In the United Kingdom, 93 percent of large businesses and 87 percent of small business experienced a security breach in 2013. In the United States, the number of people exposed topped 57 million. Security issues are a real threat, and the use of mobile technology has increased the potential. Turning a blind eye to these dangers can be detrimental to a company and its clients. Businesses need to have a plan to lessen the risk and a contingency if the plan fails.
The Missing Smartphone
Laptops, tablets and smartphones hold huge amounts of data. Because the device can be physically stolen, device theft is a major security hazard. Though the idea of a genius-level Goth kid developing government-grade hacks sounds great in the movies, one of the most common ways that businesses lose data is by having an unprotected device stolen. Every smartphone should have mobile device management software installed  so that you can lock or delete data remotely. Part of your organization’s policies and procedures should be a timeframe for reporting stolen devices. If the theft is reported rapidly, then the management software can be used to minimize any security damage.

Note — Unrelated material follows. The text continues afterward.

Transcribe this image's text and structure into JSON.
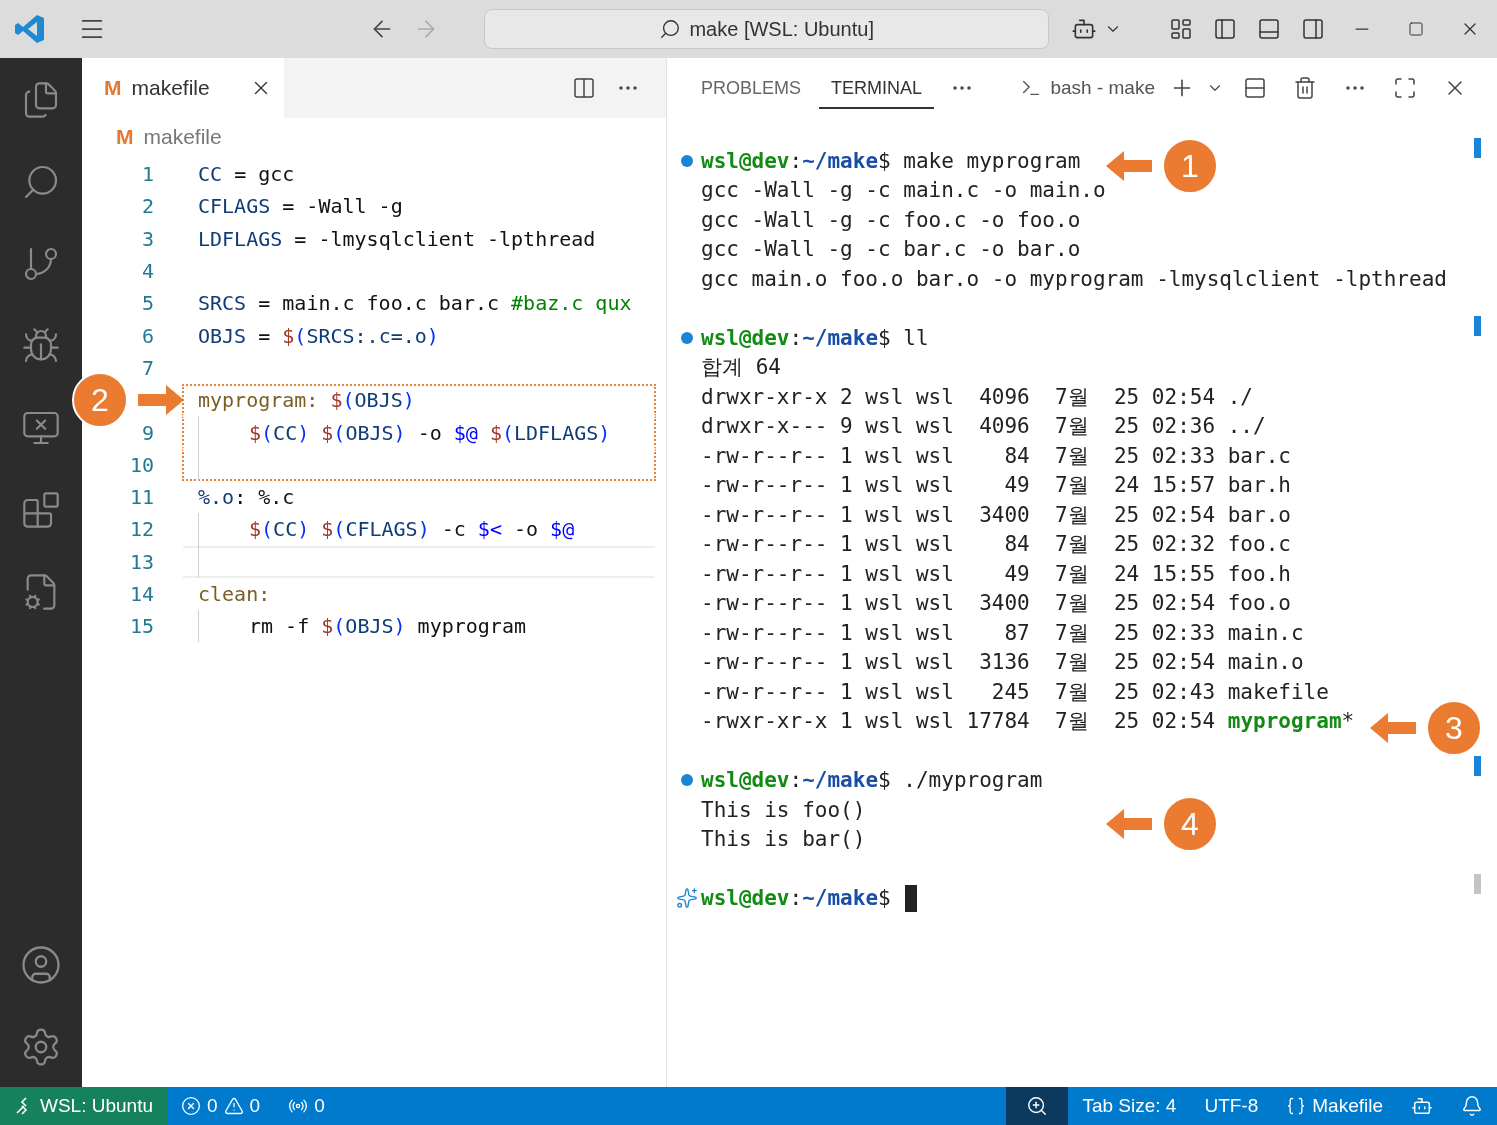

Over The Shoulder Robbery
The loss of login information can have a profound effect on a business. People that are really careful about their logins have different passwords for various devices, and the passwords are random numbers, letter and symbols. Most of us are not that careful. The theft of one passcode can lead to all of our other codes.
There are few ways that a person can steal a code. The obvious one is to have good eyes and a strong spatial memory. One slip of vigilance can turn a CFO into a victim.
More sophisticated hacking techniques are being discovered  on Android-based mobile devices. Your telephone can be hacked. Nearly half of cell phone hacks are SMS Trojans which send text messages without the user’s knowledge. Pranksters use this to drive up phone bills on unsuspecting victims, but for industrial espionage, this can be used to copy and text sensitive information without knowing. Companies need to require routine virus checks on all mobile devices.
People make mistakes. They send things as cc instead of bcc. They attach the wrong file. They generally screw up. Recently, Kaiser Foundation Health Plan had a security breach because they sold off their old computers, not realizing that deleting files does not completely get rid of the data. When you move a file to the trash, all you did was put it into a different file. When you empty the trash, the file is still there—it just is not indexed. This is the equivalent of pulling a file from the filing cabinet, removing the label and putting it back. To remove the file, you need to write over the data. When these kinds of mistakes are made, the only thing that you can do is have your PR department handle it. Inform the clients and the police. Come up with a definitive plan to safeguard against the error in the future and market around that plan.